Nuweiba serves as both a crucial Gulf of Aqaba port and a resort with a couple of hotel areas and a quaint town center. Its name means "bubbling springs," and Nuweiba has long been an important oasis for Muslim pilgrims en route to Mecca. Sandy beaches and colorful coral reefs accessible from the shore have earned it a reputation as a dive center, though it hasn't thrived in the last decade in the same way as the rest of the Red Sea Riviera.
Maagana Bay, the main port area, sees constant traffic from trucks full of goods and equipment and travelers making their way to Mecca or Jordan.

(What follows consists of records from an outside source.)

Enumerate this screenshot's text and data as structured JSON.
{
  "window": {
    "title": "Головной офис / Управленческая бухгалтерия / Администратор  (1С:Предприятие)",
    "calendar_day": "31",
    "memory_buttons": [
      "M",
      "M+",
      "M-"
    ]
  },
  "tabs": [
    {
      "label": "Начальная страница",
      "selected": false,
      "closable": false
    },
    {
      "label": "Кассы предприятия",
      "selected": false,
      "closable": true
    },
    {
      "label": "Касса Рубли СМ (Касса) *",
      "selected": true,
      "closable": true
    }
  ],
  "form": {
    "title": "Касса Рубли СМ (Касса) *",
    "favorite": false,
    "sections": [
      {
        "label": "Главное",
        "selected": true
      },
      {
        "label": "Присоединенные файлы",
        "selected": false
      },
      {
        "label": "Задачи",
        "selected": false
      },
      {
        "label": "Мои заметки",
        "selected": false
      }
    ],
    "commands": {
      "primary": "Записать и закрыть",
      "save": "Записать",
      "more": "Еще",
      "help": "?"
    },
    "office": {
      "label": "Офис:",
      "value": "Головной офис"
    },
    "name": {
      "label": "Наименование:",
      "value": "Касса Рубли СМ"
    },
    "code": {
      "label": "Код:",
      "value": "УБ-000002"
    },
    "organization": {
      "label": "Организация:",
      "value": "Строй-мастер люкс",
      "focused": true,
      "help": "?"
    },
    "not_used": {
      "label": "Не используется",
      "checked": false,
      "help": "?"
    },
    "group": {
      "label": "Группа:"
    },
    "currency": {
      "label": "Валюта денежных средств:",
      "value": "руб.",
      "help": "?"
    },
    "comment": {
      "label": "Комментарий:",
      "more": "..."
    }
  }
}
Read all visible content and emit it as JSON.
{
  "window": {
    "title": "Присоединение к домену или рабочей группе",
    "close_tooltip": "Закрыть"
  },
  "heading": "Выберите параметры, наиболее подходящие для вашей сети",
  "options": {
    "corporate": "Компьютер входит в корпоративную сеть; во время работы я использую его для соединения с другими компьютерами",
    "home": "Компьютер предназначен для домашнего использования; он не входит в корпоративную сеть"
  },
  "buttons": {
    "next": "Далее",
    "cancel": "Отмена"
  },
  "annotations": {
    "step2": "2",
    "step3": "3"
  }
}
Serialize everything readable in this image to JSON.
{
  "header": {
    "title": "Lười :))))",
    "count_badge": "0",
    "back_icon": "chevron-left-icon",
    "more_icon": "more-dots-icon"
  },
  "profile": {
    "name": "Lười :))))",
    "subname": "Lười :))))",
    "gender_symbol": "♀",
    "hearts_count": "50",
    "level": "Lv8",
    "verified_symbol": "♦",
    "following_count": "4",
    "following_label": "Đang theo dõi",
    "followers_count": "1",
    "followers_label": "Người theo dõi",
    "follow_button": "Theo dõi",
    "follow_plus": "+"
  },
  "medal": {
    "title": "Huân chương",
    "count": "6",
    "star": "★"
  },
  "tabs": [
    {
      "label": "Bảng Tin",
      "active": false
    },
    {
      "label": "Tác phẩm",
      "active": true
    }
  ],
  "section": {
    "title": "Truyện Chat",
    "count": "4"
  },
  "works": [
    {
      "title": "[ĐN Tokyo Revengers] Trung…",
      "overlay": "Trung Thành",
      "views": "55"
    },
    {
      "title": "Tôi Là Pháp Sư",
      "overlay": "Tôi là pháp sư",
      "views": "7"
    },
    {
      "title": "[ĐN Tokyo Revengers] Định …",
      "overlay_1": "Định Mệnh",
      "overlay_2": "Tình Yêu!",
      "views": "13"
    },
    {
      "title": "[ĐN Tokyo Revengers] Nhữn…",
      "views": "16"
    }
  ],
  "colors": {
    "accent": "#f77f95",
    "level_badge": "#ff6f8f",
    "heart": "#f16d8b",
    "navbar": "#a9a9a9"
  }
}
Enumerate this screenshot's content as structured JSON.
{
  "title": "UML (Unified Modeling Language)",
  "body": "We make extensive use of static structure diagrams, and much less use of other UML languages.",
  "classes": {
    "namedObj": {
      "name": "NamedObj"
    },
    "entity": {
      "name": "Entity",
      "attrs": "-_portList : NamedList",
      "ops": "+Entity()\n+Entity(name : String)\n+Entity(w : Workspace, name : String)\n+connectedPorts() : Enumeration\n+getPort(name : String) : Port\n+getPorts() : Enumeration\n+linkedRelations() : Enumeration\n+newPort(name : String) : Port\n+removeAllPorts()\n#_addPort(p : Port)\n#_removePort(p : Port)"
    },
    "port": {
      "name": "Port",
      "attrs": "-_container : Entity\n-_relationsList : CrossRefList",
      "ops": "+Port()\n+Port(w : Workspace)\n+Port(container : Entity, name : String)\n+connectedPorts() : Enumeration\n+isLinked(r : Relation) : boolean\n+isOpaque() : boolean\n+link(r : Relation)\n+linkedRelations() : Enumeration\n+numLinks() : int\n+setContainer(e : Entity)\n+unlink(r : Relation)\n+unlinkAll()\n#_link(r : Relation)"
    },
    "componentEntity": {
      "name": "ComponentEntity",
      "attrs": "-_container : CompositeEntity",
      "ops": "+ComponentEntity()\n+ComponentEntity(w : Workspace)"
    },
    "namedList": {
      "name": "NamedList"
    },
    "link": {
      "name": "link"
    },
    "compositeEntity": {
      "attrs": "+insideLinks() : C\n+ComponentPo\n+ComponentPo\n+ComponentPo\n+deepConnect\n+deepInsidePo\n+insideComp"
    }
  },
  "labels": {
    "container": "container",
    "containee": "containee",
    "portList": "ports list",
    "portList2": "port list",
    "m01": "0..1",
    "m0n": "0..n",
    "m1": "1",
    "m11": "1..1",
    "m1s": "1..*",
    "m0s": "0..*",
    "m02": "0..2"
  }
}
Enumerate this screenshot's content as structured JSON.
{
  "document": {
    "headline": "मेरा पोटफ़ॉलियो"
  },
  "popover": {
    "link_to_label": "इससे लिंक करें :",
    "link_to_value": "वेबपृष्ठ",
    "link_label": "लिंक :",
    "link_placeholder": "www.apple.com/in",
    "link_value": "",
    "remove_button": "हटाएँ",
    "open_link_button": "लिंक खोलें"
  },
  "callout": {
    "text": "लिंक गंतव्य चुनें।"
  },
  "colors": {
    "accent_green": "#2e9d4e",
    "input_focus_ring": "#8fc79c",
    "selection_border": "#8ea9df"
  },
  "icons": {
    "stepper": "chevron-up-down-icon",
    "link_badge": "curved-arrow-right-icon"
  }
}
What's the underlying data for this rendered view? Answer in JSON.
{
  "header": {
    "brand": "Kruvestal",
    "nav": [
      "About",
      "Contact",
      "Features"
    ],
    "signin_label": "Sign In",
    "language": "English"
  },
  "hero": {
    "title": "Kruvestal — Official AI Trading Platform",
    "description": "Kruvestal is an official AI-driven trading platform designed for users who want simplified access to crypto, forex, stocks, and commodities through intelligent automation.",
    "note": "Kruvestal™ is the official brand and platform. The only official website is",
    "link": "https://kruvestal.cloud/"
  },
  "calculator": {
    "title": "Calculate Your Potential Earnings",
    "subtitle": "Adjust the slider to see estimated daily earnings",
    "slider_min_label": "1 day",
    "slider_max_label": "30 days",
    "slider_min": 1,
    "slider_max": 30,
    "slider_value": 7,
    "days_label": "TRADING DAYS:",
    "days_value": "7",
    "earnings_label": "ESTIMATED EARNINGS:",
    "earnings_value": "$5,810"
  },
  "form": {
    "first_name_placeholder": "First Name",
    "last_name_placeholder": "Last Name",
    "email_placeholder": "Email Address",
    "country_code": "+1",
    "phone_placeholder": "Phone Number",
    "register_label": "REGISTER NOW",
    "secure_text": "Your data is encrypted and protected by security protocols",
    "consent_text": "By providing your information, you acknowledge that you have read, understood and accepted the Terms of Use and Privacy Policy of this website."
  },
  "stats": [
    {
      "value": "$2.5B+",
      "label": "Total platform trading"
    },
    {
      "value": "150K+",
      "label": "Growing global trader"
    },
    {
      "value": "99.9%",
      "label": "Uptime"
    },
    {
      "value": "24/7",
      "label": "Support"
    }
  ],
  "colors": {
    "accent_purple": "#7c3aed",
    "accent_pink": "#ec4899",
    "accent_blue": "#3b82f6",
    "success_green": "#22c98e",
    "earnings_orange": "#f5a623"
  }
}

This is where you'll find a post office, telephone office, bus station, and beckoning taxi drivers. About 6 km (4 mi) north of the port lies the touristy city center, its simple stores filled with cheap local clothing, trinkets, souvenirs, and household goods. Inexpensive restaurants serve basic food, and supermarkets carry an adequate range of supplies. But you'll probably spend most of your time enjoying the beach, its coffeehouses, and the Sinai scenery.
Nuweiba, which has a population of about 3,000, is the center for two tribes. Their members, once the outstanding fishermen of the Sinai Coast, still inhabit the area in two communities: Nuweiba el Muzeina, south of Nuweiba's city center, and Nuweiba Tarabin, to the north.
Because of its central position on the Sinai Coast, Nuweiba makes a good base for trekking into the Sinai interior to the Colored Canyon. Getting a glimpse of the Colored Canyon's red, yellow, rose, brown, and purple hues deep within the mountains northwest of Nuweiba is something that you can do only by camel or four-wheel-drive vehicle. The Abanoub Travel Agency or your hotel can arrange a trip to the canyon; you can also take tours from Sharm El-Sheikh or Dahab.